In my case, I’m using a similar script to determine whether or not TinyMCE should be initiated or not. My TinyMCE init script looks like:

<script type="text/javascript">
if(screen.width>600) {

I hope that helps some people.

Insert Text Into Textareas Using Javascript

The other day, I was working on a script to allow administrators to edit templates within the admin center of the content management system I’m developing. Rather than just using a plain textarea with the contents of the template files, I wanted to add some simple functions with javascript. First, I wanted to set it up so that the tab button would insert a tab rather than skipping to the next form field. Second, I wanted to add a list of the various template tags that can be used in the CMS, and allow the admins to click on one of those to insert it in the textarea.

SlideItMoo – A Nice Javascript Image Slider

The other day, I was in need of a simple script that would allow me to set up an image slider on one of my home pages. I basically needed to set up a carousel of promotional items and allow the users to scroll through thumbnails of the various items that are available.

After some searching and testing of various scripts, I came across SlideItMoo, an image slider that uses the Mootools javascript framework and makes it very simple to set up a slider. This is my first foray into using a javascript framework (other than those that are built into other packages like WordPress).

If you’re looking for an image or banner slider/carousel script, I highly recommend checking out SlideItMoo.

Creating Usable Javascript Links

As I surf the Web, I come across countless Web sites that use one of the following methods to invoke a javascript function when someone clicks a link:

<a href="javascript:somefunction()">Click to invoke somefunction</a>


<a href="#" onclick="somefunction()">Click to invoke somefunction</a>

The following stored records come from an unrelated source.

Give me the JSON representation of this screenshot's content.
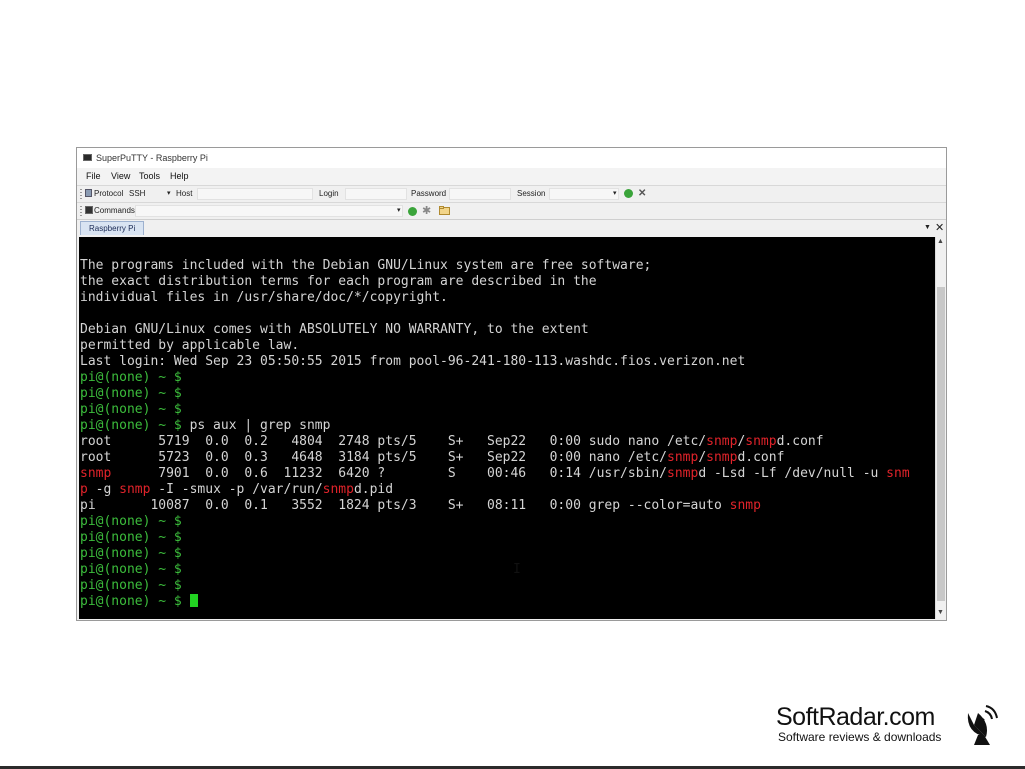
{
  "window": {
    "title": "SuperPuTTY - Raspberry Pi"
  },
  "menu": [
    "File",
    "View",
    "Tools",
    "Help"
  ],
  "toolbar": {
    "protocol_label": "Protocol",
    "protocol_value": "SSH",
    "host_label": "Host",
    "login_label": "Login",
    "password_label": "Password",
    "session_label": "Session",
    "commands_label": "Commands"
  },
  "tab": {
    "label": "Raspberry Pi"
  },
  "terminal": {
    "lines": [
      [
        {
          "t": "The programs included with the Debian GNU/Linux system are free software;",
          "c": ""
        }
      ],
      [
        {
          "t": "the exact distribution terms for each program are described in the",
          "c": ""
        }
      ],
      [
        {
          "t": "individual files in /usr/share/doc/*/copyright.",
          "c": ""
        }
      ],
      [
        {
          "t": "",
          "c": ""
        }
      ],
      [
        {
          "t": "Debian GNU/Linux comes with ABSOLUTELY NO WARRANTY, to the extent",
          "c": ""
        }
      ],
      [
        {
          "t": "permitted by applicable law.",
          "c": ""
        }
      ],
      [
        {
          "t": "Last login: Wed Sep 23 05:50:55 2015 from pool-96-241-180-113.washdc.fios.verizon.net",
          "c": ""
        }
      ],
      [
        {
          "t": "pi@(none) ~ $",
          "c": "prompt"
        }
      ],
      [
        {
          "t": "pi@(none) ~ $",
          "c": "prompt"
        }
      ],
      [
        {
          "t": "pi@(none) ~ $",
          "c": "prompt"
        }
      ],
      [
        {
          "t": "pi@(none) ~ $",
          "c": "prompt"
        },
        {
          "t": " ps aux | grep snmp",
          "c": ""
        }
      ],
      [
        {
          "t": "root      5719  0.0  0.2   4804  2748 pts/5    S+   Sep22   0:00 sudo nano /etc/",
          "c": ""
        },
        {
          "t": "snmp",
          "c": "hl"
        },
        {
          "t": "/",
          "c": ""
        },
        {
          "t": "snmp",
          "c": "hl"
        },
        {
          "t": "d.conf",
          "c": ""
        }
      ],
      [
        {
          "t": "root      5723  0.0  0.3   4648  3184 pts/5    S+   Sep22   0:00 nano /etc/",
          "c": ""
        },
        {
          "t": "snmp",
          "c": "hl"
        },
        {
          "t": "/",
          "c": ""
        },
        {
          "t": "snmp",
          "c": "hl"
        },
        {
          "t": "d.conf",
          "c": ""
        }
      ],
      [
        {
          "t": "snmp",
          "c": "hl"
        },
        {
          "t": "      7901  0.0  0.6  11232  6420 ?        S    00:46   0:14 /usr/sbin/",
          "c": ""
        },
        {
          "t": "snmp",
          "c": "hl"
        },
        {
          "t": "d -Lsd -Lf /dev/null -u ",
          "c": ""
        },
        {
          "t": "snm",
          "c": "hl"
        }
      ],
      [
        {
          "t": "p",
          "c": "hl"
        },
        {
          "t": " -g ",
          "c": ""
        },
        {
          "t": "snmp",
          "c": "hl"
        },
        {
          "t": " -I -smux -p /var/run/",
          "c": ""
        },
        {
          "t": "snmp",
          "c": "hl"
        },
        {
          "t": "d.pid",
          "c": ""
        }
      ],
      [
        {
          "t": "pi       10087  0.0  0.1   3552  1824 pts/3    S+   08:11   0:00 grep --color=auto ",
          "c": ""
        },
        {
          "t": "snmp",
          "c": "hl"
        }
      ],
      [
        {
          "t": "pi@(none) ~ $",
          "c": "prompt"
        }
      ],
      [
        {
          "t": "pi@(none) ~ $",
          "c": "prompt"
        }
      ],
      [
        {
          "t": "pi@(none) ~ $",
          "c": "prompt"
        }
      ],
      [
        {
          "t": "pi@(none) ~ $",
          "c": "prompt"
        }
      ],
      [
        {
          "t": "pi@(none) ~ $",
          "c": "prompt"
        }
      ],
      [
        {
          "t": "pi@(none) ~ $ ",
          "c": "prompt"
        },
        {
          "t": "",
          "c": "cursor"
        }
      ]
    ]
  },
  "logo": {
    "name": "SoftRadar.com",
    "tagline": "Software reviews & downloads"
  }
}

Unfortunately, these types of links are completely unusable for anyone with javascript disabled (and, for that matter, the second example is completely useless to people that can’t “click” the links, such as people using older handheld devices). Even worse, the second example can be extremely annoying, as it focuses the screen back to the top of the Web page when you click it.